In an ideal world, all activities should be attributable to a specific user so that any abnormal behavior can be identified. This is because internal user attacks are often the hardest to find, which allows them to do the most damage. User management solutions are great to mitigate this as it defines user groups, complete with rights adapted to suit the role played by members of the group. Coupled with user behavior analytics, it creates a security module that can more swiftly spot anomalous behavior and terminate suspicious user sessions, as well as control business risks, improve decision making and manage costs.
Securing smart devices
In the information age, connectedness is both our strength and weakness. A GSMA Intelligence report forecasts that by 2025, IoT connections will reach almost 25 billion globally. This poses some big security risks for 5G networks and operators ought to ask: “How do I ensure the security of billions of devices and the network they are running on? How can I prevent a hacktivist group or state-backed actor from taking control of IoT devices to attack the network?”
Rather than scanning files for malware, a more efficient method is to monitor network traffic between user endpoint devices and the internet and look for evidence of interference or infection.
The key here is to use an endpoint security solution that acts as a consumer-facing malware detection, notification and remediation service. An end-to-end security solution provides real-time network-based detection and analytics for all devices, whether the device has an integrated anti-virus or another protection system.
For example, an endpoint security solution can identify the creation of a botnet in real-time and block or interfere with the communications to and from the command-and-control point coordinating the infected devices. It can then either inform users or IoT vendors to cleanse their devices or initiate processes within the mobile network operator’s organization to update the firmware of the affected devices.
Trust the experts
Many operators, as well as network hardware and software suppliers, have played a pivotal role in securing critical networks in the past decade – and they will continue to be important players in securing 5G networks across the globe.
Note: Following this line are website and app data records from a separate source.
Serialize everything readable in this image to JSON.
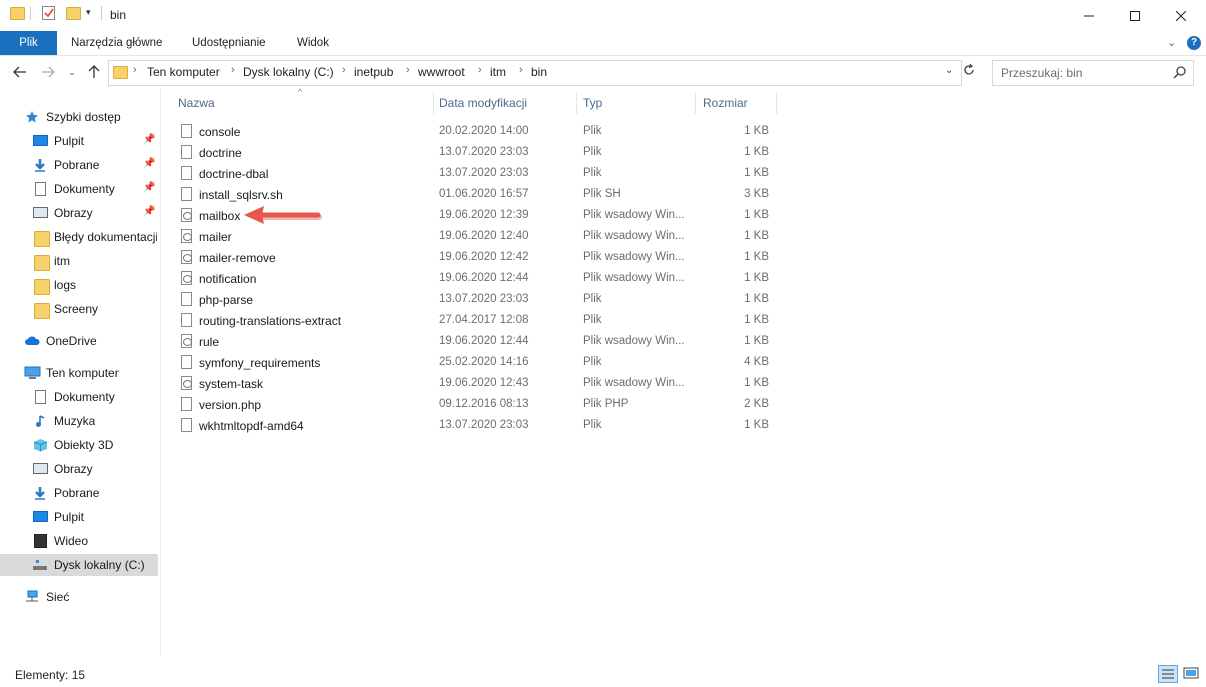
{
  "window": {
    "title": "bin"
  },
  "ribbon": {
    "tabs": [
      "Plik",
      "Narzędzia główne",
      "Udostępnianie",
      "Widok"
    ]
  },
  "address": {
    "crumbs": [
      "Ten komputer",
      "Dysk lokalny (C:)",
      "inetpub",
      "wwwroot",
      "itm",
      "bin"
    ]
  },
  "search": {
    "placeholder": "Przeszukaj: bin"
  },
  "sidebar": {
    "quick_access": "Szybki dostęp",
    "quick_items": [
      "Pulpit",
      "Pobrane",
      "Dokumenty",
      "Obrazy",
      "Błędy dokumentacji",
      "itm",
      "logs",
      "Screeny"
    ],
    "onedrive": "OneDrive",
    "this_pc": "Ten komputer",
    "pc_items": [
      "Dokumenty",
      "Muzyka",
      "Obiekty 3D",
      "Obrazy",
      "Pobrane",
      "Pulpit",
      "Wideo",
      "Dysk lokalny (C:)"
    ],
    "network": "Sieć"
  },
  "columns": {
    "name": "Nazwa",
    "date": "Data modyfikacji",
    "type": "Typ",
    "size": "Rozmiar"
  },
  "files": [
    {
      "name": "console",
      "date": "20.02.2020 14:00",
      "type": "Plik",
      "size": "1 KB",
      "icon": "file-icon"
    },
    {
      "name": "doctrine",
      "date": "13.07.2020 23:03",
      "type": "Plik",
      "size": "1 KB",
      "icon": "file-icon"
    },
    {
      "name": "doctrine-dbal",
      "date": "13.07.2020 23:03",
      "type": "Plik",
      "size": "1 KB",
      "icon": "file-icon"
    },
    {
      "name": "install_sqlsrv.sh",
      "date": "01.06.2020 16:57",
      "type": "Plik SH",
      "size": "3 KB",
      "icon": "file-icon"
    },
    {
      "name": "mailbox",
      "date": "19.06.2020 12:39",
      "type": "Plik wsadowy Win...",
      "size": "1 KB",
      "icon": "batch-file-icon"
    },
    {
      "name": "mailer",
      "date": "19.06.2020 12:40",
      "type": "Plik wsadowy Win...",
      "size": "1 KB",
      "icon": "batch-file-icon"
    },
    {
      "name": "mailer-remove",
      "date": "19.06.2020 12:42",
      "type": "Plik wsadowy Win...",
      "size": "1 KB",
      "icon": "batch-file-icon"
    },
    {
      "name": "notification",
      "date": "19.06.2020 12:44",
      "type": "Plik wsadowy Win...",
      "size": "1 KB",
      "icon": "batch-file-icon"
    },
    {
      "name": "php-parse",
      "date": "13.07.2020 23:03",
      "type": "Plik",
      "size": "1 KB",
      "icon": "file-icon"
    },
    {
      "name": "routing-translations-extract",
      "date": "27.04.2017 12:08",
      "type": "Plik",
      "size": "1 KB",
      "icon": "file-icon"
    },
    {
      "name": "rule",
      "date": "19.06.2020 12:44",
      "type": "Plik wsadowy Win...",
      "size": "1 KB",
      "icon": "batch-file-icon"
    },
    {
      "name": "symfony_requirements",
      "date": "25.02.2020 14:16",
      "type": "Plik",
      "size": "4 KB",
      "icon": "file-icon"
    },
    {
      "name": "system-task",
      "date": "19.06.2020 12:43",
      "type": "Plik wsadowy Win...",
      "size": "1 KB",
      "icon": "batch-file-icon"
    },
    {
      "name": "version.php",
      "date": "09.12.2016 08:13",
      "type": "Plik PHP",
      "size": "2 KB",
      "icon": "file-icon"
    },
    {
      "name": "wkhtmltopdf-amd64",
      "date": "13.07.2020 23:03",
      "type": "Plik",
      "size": "1 KB",
      "icon": "file-icon"
    }
  ],
  "status": {
    "items_count": "Elementy: 15"
  },
  "colors": {
    "accent": "#1a6fbf",
    "arrow": "#e8584a",
    "selection": "#d9d9d9"
  }
}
Security requirements and considerations must be an inherent factor of all 5G architectures, not an afterthought. Therefore, it is imperative for operators, communications service providers, vendors and enterprises alike to invest in 5G security now, so that they can deliver new services with confidence, trust and privacy, while also avoiding unexpected costs as a consequence of leaving high-value data unprotected.